* _PROBLEM TO SOLVE_
Copy the listing in full and exactly, omitting its images.
—————
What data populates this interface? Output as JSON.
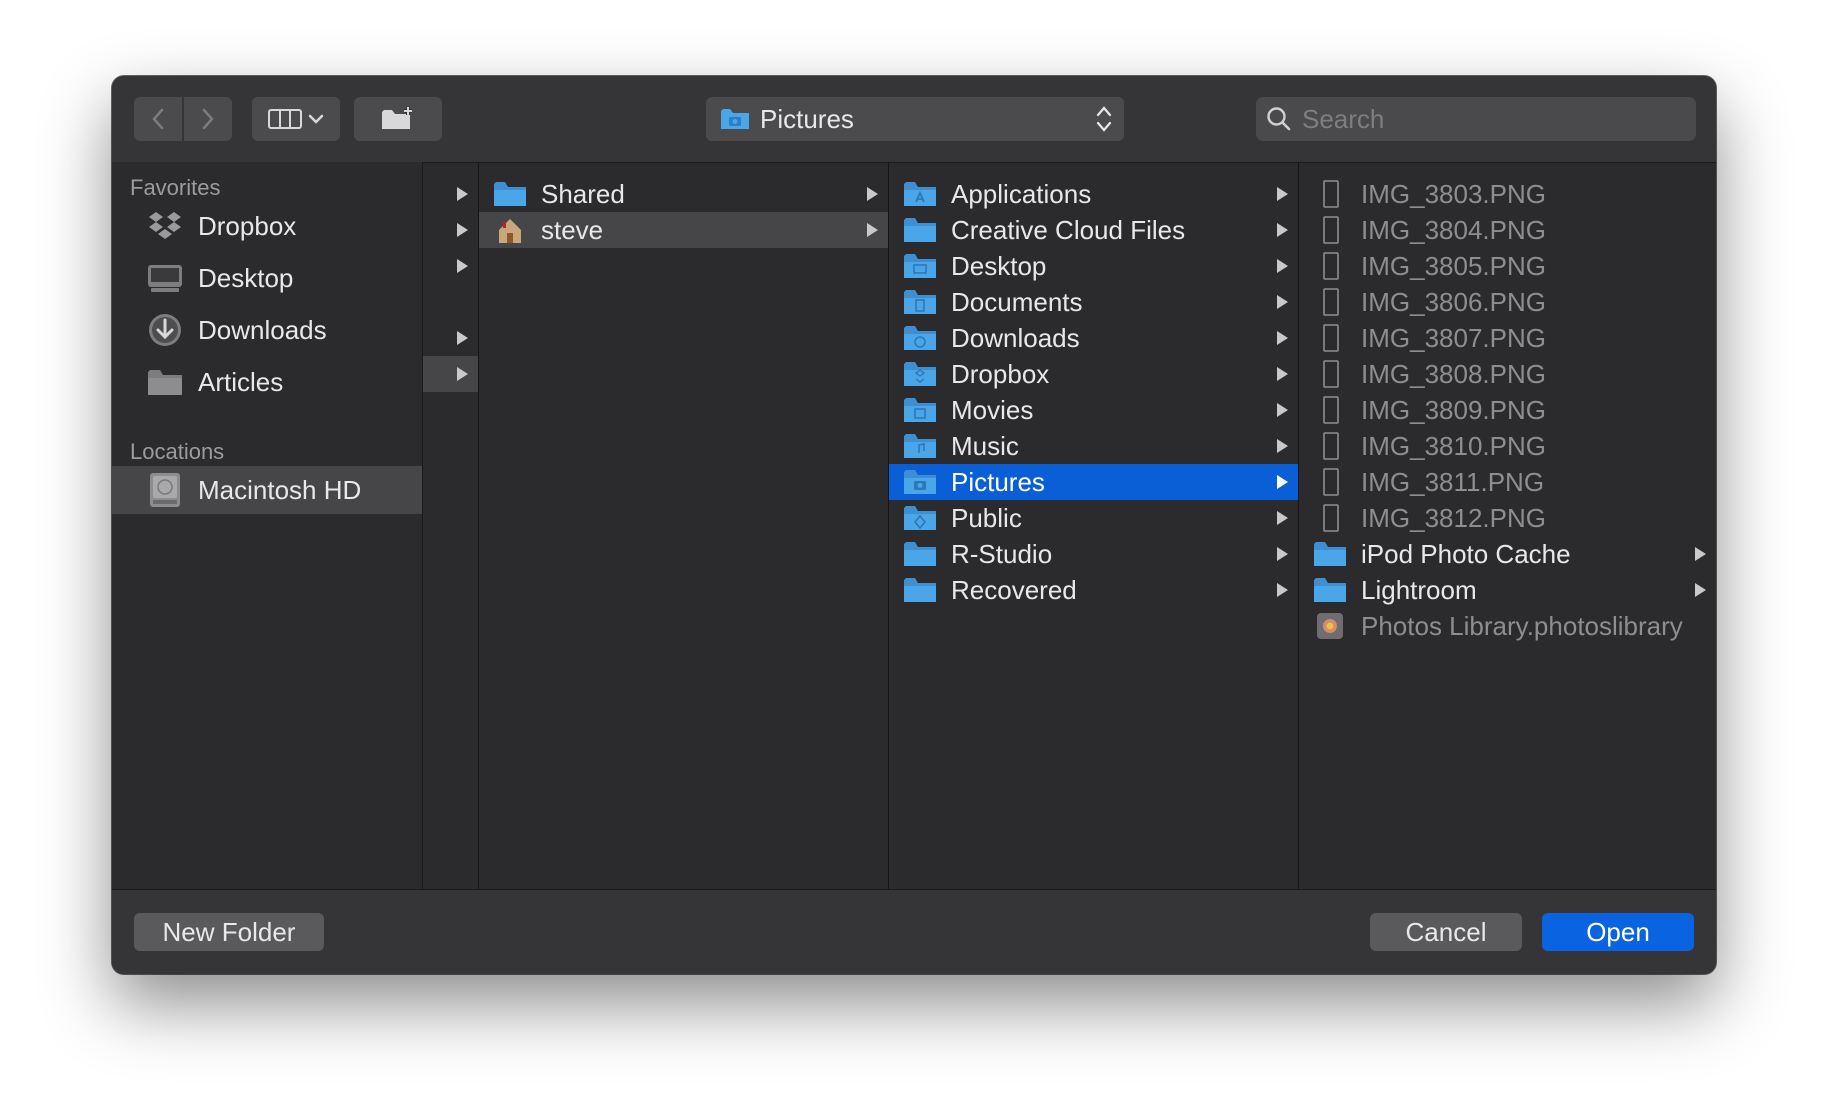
{
  "toolbar": {
    "path_label": "Pictures",
    "search_placeholder": "Search"
  },
  "sidebar": {
    "favorites_heading": "Favorites",
    "favorites": [
      {
        "label": "Dropbox",
        "icon": "dropbox-icon"
      },
      {
        "label": "Desktop",
        "icon": "desktop-icon"
      },
      {
        "label": "Downloads",
        "icon": "downloads-icon"
      },
      {
        "label": "Articles",
        "icon": "folder-icon"
      }
    ],
    "locations_heading": "Locations",
    "locations": [
      {
        "label": "Macintosh HD",
        "icon": "hard-drive-icon",
        "selected": true
      }
    ]
  },
  "columns": {
    "users": [
      {
        "label": "Shared",
        "icon": "folder-icon"
      },
      {
        "label": "steve",
        "icon": "home-icon",
        "selected": true
      }
    ],
    "home": [
      {
        "label": "Applications"
      },
      {
        "label": "Creative Cloud Files"
      },
      {
        "label": "Desktop"
      },
      {
        "label": "Documents"
      },
      {
        "label": "Downloads"
      },
      {
        "label": "Dropbox"
      },
      {
        "label": "Movies"
      },
      {
        "label": "Music"
      },
      {
        "label": "Pictures",
        "selected": true
      },
      {
        "label": "Public"
      },
      {
        "label": "R-Studio"
      },
      {
        "label": "Recovered"
      }
    ],
    "pictures": [
      {
        "label": "IMG_3803.PNG",
        "kind": "file"
      },
      {
        "label": "IMG_3804.PNG",
        "kind": "file"
      },
      {
        "label": "IMG_3805.PNG",
        "kind": "file"
      },
      {
        "label": "IMG_3806.PNG",
        "kind": "file"
      },
      {
        "label": "IMG_3807.PNG",
        "kind": "file"
      },
      {
        "label": "IMG_3808.PNG",
        "kind": "file"
      },
      {
        "label": "IMG_3809.PNG",
        "kind": "file"
      },
      {
        "label": "IMG_3810.PNG",
        "kind": "file"
      },
      {
        "label": "IMG_3811.PNG",
        "kind": "file"
      },
      {
        "label": "IMG_3812.PNG",
        "kind": "file"
      },
      {
        "label": "iPod Photo Cache",
        "kind": "folder"
      },
      {
        "label": "Lightroom",
        "kind": "folder"
      },
      {
        "label": "Photos Library.photoslibrary",
        "kind": "library"
      }
    ]
  },
  "buttons": {
    "new_folder": "New Folder",
    "cancel": "Cancel",
    "open": "Open"
  },
  "colors": {
    "accent": "#0a63e0",
    "selection": "#0a5fd6",
    "folder": "#4aa6e8"
  }
}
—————
* _RESPONSE_
What data populates this interface? Output as JSON.
{
  "toolbar": {
    "path_label": "Pictures",
    "search_placeholder": "Search"
  },
  "sidebar": {
    "favorites_heading": "Favorites",
    "favorites": [
      {
        "label": "Dropbox",
        "icon": "dropbox-icon"
      },
      {
        "label": "Desktop",
        "icon": "desktop-icon"
      },
      {
        "label": "Downloads",
        "icon": "downloads-icon"
      },
      {
        "label": "Articles",
        "icon": "folder-icon"
      }
    ],
    "locations_heading": "Locations",
    "locations": [
      {
        "label": "Macintosh HD",
        "icon": "hard-drive-icon",
        "selected": true
      }
    ]
  },
  "columns": {
    "users": [
      {
        "label": "Shared",
        "icon": "folder-icon"
      },
      {
        "label": "steve",
        "icon": "home-icon",
        "selected": true
      }
    ],
    "home": [
      {
        "label": "Applications"
      },
      {
        "label": "Creative Cloud Files"
      },
      {
        "label": "Desktop"
      },
      {
        "label": "Documents"
      },
      {
        "label": "Downloads"
      },
      {
        "label": "Dropbox"
      },
      {
        "label": "Movies"
      },
      {
        "label": "Music"
      },
      {
        "label": "Pictures",
        "selected": true
      },
      {
        "label": "Public"
      },
      {
        "label": "R-Studio"
      },
      {
        "label": "Recovered"
      }
    ],
    "pictures": [
      {
        "label": "IMG_3803.PNG",
        "kind": "file"
      },
      {
        "label": "IMG_3804.PNG",
        "kind": "file"
      },
      {
        "label": "IMG_3805.PNG",
        "kind": "file"
      },
      {
        "label": "IMG_3806.PNG",
        "kind": "file"
      },
      {
        "label": "IMG_3807.PNG",
        "kind": "file"
      },
      {
        "label": "IMG_3808.PNG",
        "kind": "file"
      },
      {
        "label": "IMG_3809.PNG",
        "kind": "file"
      },
      {
        "label": "IMG_3810.PNG",
        "kind": "file"
      },
      {
        "label": "IMG_3811.PNG",
        "kind": "file"
      },
      {
        "label": "IMG_3812.PNG",
        "kind": "file"
      },
      {
        "label": "iPod Photo Cache",
        "kind": "folder"
      },
      {
        "label": "Lightroom",
        "kind": "folder"
      },
      {
        "label": "Photos Library.photoslibrary",
        "kind": "library"
      }
    ]
  },
  "buttons": {
    "new_folder": "New Folder",
    "cancel": "Cancel",
    "open": "Open"
  },
  "colors": {
    "accent": "#0a63e0",
    "selection": "#0a5fd6",
    "folder": "#4aa6e8"
  }
}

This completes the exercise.